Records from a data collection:
○ ○ ○
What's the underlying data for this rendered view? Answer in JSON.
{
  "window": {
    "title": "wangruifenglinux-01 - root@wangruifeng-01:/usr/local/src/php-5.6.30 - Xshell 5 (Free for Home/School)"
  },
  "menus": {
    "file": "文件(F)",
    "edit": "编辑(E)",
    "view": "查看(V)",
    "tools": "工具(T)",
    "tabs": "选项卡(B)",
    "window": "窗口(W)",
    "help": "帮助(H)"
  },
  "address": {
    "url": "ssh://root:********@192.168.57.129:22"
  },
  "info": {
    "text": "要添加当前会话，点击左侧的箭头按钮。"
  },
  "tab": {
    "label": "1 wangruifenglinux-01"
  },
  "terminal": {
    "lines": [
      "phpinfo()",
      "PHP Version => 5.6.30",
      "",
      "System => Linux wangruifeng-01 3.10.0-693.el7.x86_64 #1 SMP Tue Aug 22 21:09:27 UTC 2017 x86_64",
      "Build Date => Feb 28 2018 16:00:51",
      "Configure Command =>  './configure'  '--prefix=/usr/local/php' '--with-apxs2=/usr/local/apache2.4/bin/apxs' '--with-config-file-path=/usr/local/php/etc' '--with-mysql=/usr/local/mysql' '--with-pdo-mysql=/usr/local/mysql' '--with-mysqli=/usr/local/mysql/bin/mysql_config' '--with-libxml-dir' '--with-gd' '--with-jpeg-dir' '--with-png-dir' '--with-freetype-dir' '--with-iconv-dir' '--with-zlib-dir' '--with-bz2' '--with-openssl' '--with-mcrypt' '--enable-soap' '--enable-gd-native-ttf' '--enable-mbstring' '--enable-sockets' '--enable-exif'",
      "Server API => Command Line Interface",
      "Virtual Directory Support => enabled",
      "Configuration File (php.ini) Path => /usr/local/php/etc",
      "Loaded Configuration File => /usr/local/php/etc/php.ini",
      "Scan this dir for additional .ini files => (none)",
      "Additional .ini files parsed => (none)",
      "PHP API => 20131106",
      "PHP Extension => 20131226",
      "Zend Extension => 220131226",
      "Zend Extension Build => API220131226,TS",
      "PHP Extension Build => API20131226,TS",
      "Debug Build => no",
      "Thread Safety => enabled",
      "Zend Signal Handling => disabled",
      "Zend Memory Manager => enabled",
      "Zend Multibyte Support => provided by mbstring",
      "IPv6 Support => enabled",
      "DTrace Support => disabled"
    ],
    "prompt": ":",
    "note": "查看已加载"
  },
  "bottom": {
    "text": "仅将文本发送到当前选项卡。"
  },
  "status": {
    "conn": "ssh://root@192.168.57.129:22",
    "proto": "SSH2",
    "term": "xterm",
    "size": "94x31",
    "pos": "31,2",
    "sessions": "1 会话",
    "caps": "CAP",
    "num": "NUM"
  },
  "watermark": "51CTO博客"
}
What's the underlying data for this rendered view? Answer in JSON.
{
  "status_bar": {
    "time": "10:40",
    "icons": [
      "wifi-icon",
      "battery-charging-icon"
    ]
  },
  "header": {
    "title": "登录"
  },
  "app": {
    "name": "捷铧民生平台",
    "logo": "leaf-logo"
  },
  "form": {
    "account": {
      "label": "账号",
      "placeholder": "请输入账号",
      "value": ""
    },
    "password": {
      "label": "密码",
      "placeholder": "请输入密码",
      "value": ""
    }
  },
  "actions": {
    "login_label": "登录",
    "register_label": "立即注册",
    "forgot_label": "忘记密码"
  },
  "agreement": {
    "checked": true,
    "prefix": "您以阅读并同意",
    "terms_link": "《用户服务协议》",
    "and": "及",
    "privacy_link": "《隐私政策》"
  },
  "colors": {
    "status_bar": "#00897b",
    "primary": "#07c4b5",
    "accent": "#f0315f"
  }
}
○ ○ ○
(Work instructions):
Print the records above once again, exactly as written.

(Reply):
What's the underlying data for this rendered view? Answer in JSON.
{
  "window": {
    "title": "wangruifenglinux-01 - root@wangruifeng-01:/usr/local/src/php-5.6.30 - Xshell 5 (Free for Home/School)"
  },
  "menus": {
    "file": "文件(F)",
    "edit": "编辑(E)",
    "view": "查看(V)",
    "tools": "工具(T)",
    "tabs": "选项卡(B)",
    "window": "窗口(W)",
    "help": "帮助(H)"
  },
  "address": {
    "url": "ssh://root:********@192.168.57.129:22"
  },
  "info": {
    "text": "要添加当前会话，点击左侧的箭头按钮。"
  },
  "tab": {
    "label": "1 wangruifenglinux-01"
  },
  "terminal": {
    "lines": [
      "phpinfo()",
      "PHP Version => 5.6.30",
      "",
      "System => Linux wangruifeng-01 3.10.0-693.el7.x86_64 #1 SMP Tue Aug 22 21:09:27 UTC 2017 x86_64",
      "Build Date => Feb 28 2018 16:00:51",
      "Configure Command =>  './configure'  '--prefix=/usr/local/php' '--with-apxs2=/usr/local/apache2.4/bin/apxs' '--with-config-file-path=/usr/local/php/etc' '--with-mysql=/usr/local/mysql' '--with-pdo-mysql=/usr/local/mysql' '--with-mysqli=/usr/local/mysql/bin/mysql_config' '--with-libxml-dir' '--with-gd' '--with-jpeg-dir' '--with-png-dir' '--with-freetype-dir' '--with-iconv-dir' '--with-zlib-dir' '--with-bz2' '--with-openssl' '--with-mcrypt' '--enable-soap' '--enable-gd-native-ttf' '--enable-mbstring' '--enable-sockets' '--enable-exif'",
      "Server API => Command Line Interface",
      "Virtual Directory Support => enabled",
      "Configuration File (php.ini) Path => /usr/local/php/etc",
      "Loaded Configuration File => /usr/local/php/etc/php.ini",
      "Scan this dir for additional .ini files => (none)",
      "Additional .ini files parsed => (none)",
      "PHP API => 20131106",
      "PHP Extension => 20131226",
      "Zend Extension => 220131226",
      "Zend Extension Build => API220131226,TS",
      "PHP Extension Build => API20131226,TS",
      "Debug Build => no",
      "Thread Safety => enabled",
      "Zend Signal Handling => disabled",
      "Zend Memory Manager => enabled",
      "Zend Multibyte Support => provided by mbstring",
      "IPv6 Support => enabled",
      "DTrace Support => disabled"
    ],
    "prompt": ":",
    "note": "查看已加载"
  },
  "bottom": {
    "text": "仅将文本发送到当前选项卡。"
  },
  "status": {
    "conn": "ssh://root@192.168.57.129:22",
    "proto": "SSH2",
    "term": "xterm",
    "size": "94x31",
    "pos": "31,2",
    "sessions": "1 会话",
    "caps": "CAP",
    "num": "NUM"
  },
  "watermark": "51CTO博客"
}
What's the underlying data for this rendered view? Answer in JSON.
{
  "status_bar": {
    "time": "10:40",
    "icons": [
      "wifi-icon",
      "battery-charging-icon"
    ]
  },
  "header": {
    "title": "登录"
  },
  "app": {
    "name": "捷铧民生平台",
    "logo": "leaf-logo"
  },
  "form": {
    "account": {
      "label": "账号",
      "placeholder": "请输入账号",
      "value": ""
    },
    "password": {
      "label": "密码",
      "placeholder": "请输入密码",
      "value": ""
    }
  },
  "actions": {
    "login_label": "登录",
    "register_label": "立即注册",
    "forgot_label": "忘记密码"
  },
  "agreement": {
    "checked": true,
    "prefix": "您以阅读并同意",
    "terms_link": "《用户服务协议》",
    "and": "及",
    "privacy_link": "《隐私政策》"
  },
  "colors": {
    "status_bar": "#00897b",
    "primary": "#07c4b5",
    "accent": "#f0315f"
  }
}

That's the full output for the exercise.